PS. Always use code tags when posting code to the forums. Unformatted or unindented code is extremely hard to read and many people that might be able to help you will just move along to posts that are easier to read. Please click this link ⇒ UseCodeTags ⇐ for more information. Properly indented and formatted code greatly increases the probability that your question will get quicker, better answers. Jeanne already added the code tags for you. See how much easier the code is to read?
 
Nathan Wimberley
Greenhorn
Posts: 8
  • Mark post as helpful
  • send pies
  • Quote
  • Report post to moderator
So if it used just & and not && it would print 0 to 9?
 
Nathan Wimberley
Greenhorn
Posts: 8
  • Mark post as helpful
  • send pies
  • Quote
  • Report post to moderator
Thanks, sorry for the poor posting technique.
 
Nathan Wimberley
Greenhorn
Posts: 8
  • Mark post as helpful
  • send pies
  • Quote
  • Report post to moderator
Never mind I think I have it. If the for statement comes out false it will exit. If you wanted it to print 0-9 it would need an || to keep it true.
 
Roel De Nijs
Sheriff
Posts: 10662
144
AngularJS Chrome Eclipse IDE Hibernate Java jQuery MySQL Database Spring Tomcat Server
  • Mark post as helpful
  • send pies
  • Quote
  • Report post to moderator
Nathan Wimberley wrote:Never mind I think I have it. If the for statement comes out false it will exit. If you wanted it to print 0-9 it would need an || to keep it true.

Spot-on! That change is indeed required to have the code snippet print "0 1 2 3 4 5 6 7 8 9". The || (and |) operator will return true if at least one of both operands evaluate to true. The && (and &) operator will return true only if both operands evaluate to true. Have a cow for correctly answering your own question!

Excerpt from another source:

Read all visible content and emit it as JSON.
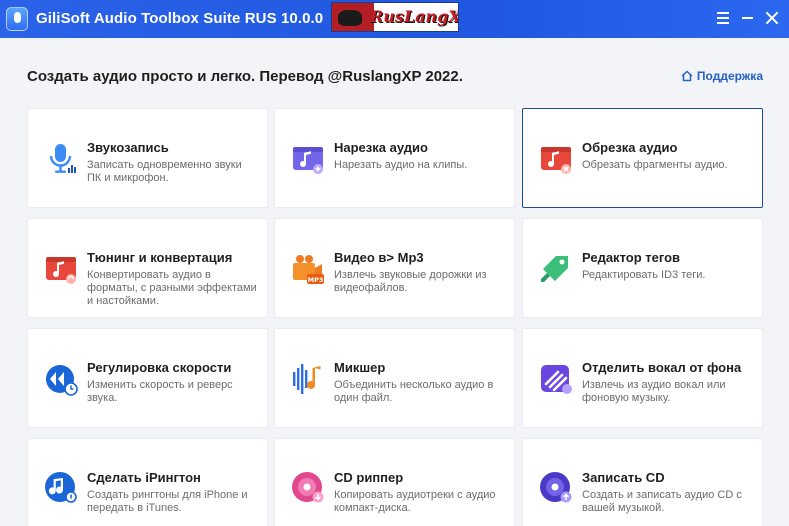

What do you think the output of this code snippet will be?

Hope it helps!
Kind regards,
Roel
 
Nathan Wimberley
Greenhorn
Posts: 8
  • Mark post as helpful
  • send pies
  • Quote
  • Report post to moderator
That would output 1 2 3 4 5
This is because Y increments before and X would increment after.
 
Roel De Nijs
Sheriff
Posts: 10662
144
AngularJS Chrome Eclipse IDE Hibernate Java jQuery MySQL Database Spring Tomcat Server
  • Mark post as helpful
  • send pies
  • Quote
  • Report post to moderator
Nathan Wimberley wrote:That would output 1 2 3 4 5
This is because Y increments before and X would increment after.

Unfortunately, that's incorrect! That code snippet will print "0 0 0 0 0 1 2 3 4 5 6 7 8 9". Can you figure out yourself why or do you need some guidance? One hint I can already give you: || is a short-circuit operator.
 
Nathan Wimberley
Greenhorn
Posts: 8
  • Mark post as helpful
  • send pies
  • Quote
  • Report post to moderator
I wasn't paying close enough attention.
The first part being true will only run so Y will not increment until x<5 is false. Then after x = 5 Y will then start increment till y<10 is false.
you don't look to the other side of || till the left side is false.
 
Roel De Nijs
Sheriff
Posts: 10662
144
AngularJS Chrome Eclipse IDE Hibernate Java jQuery MySQL Database Spring Tomcat Server
  • Mark post as helpful
  • send pies
  • Quote
  • Report post to moderator
Nathan Wimberley wrote:I wasn't paying close enough attention.

That's something you should not do on the actual exam

Nathan Wimberley wrote:The first part being true will only run so Y will not increment until x<5 is false. Then after x = 5 Y will then start increment till y<10 is false.
you don't look to the other side of || till the left side is false.

You are spot-on!
 
Nathan Wimberley
Greenhorn
Posts: 8
  • Mark post as helpful
  • send pies
  • Quote
  • Report post to moderator
Thank you for the help.
 
Roel De Nijs
Sheriff
Posts: 10662
144
AngularJS Chrome Eclipse IDE Hibernate Java jQuery MySQL Database Spring Tomcat Server
  • Mark post as helpful
  • send pies
  • Quote
  • Report post to moderator
And what do you think the output will be if we make only one minor change to the previous code snippet?
 
Nathan Wimberley
Greenhorn
Posts: 8
  • Mark post as helpful
  • send pies
  • Quote
  • Report post to moderator
That would be 1 2 3 4 5 6 7 8 9 because both sides are done each time through and when x< 5 is false then the for loop continues till y<10
when y< 10 is false then the for loop ends
 
Roel De Nijs
Sheriff
Posts: 10662
144
AngularJS Chrome Eclipse IDE Hibernate Java jQuery MySQL Database Spring Tomcat Server
  • Likes 1
  • Mark post as helpful
  • send pies
  • Quote
  • Report post to moderator
Nathan Wimberley wrote:That would be 1 2 3 4 5 6 7 8 9 because both sides are done each time through and when x< 5 is false then the for loop continues till y<10
when y< 10 is false then the for loop ends

Again you are spot-on! I think you are now ready to ace every question about for statements on the actual exam
 
  • Post Reply
  • Bookmark Topic Watch Topic
  • New Topic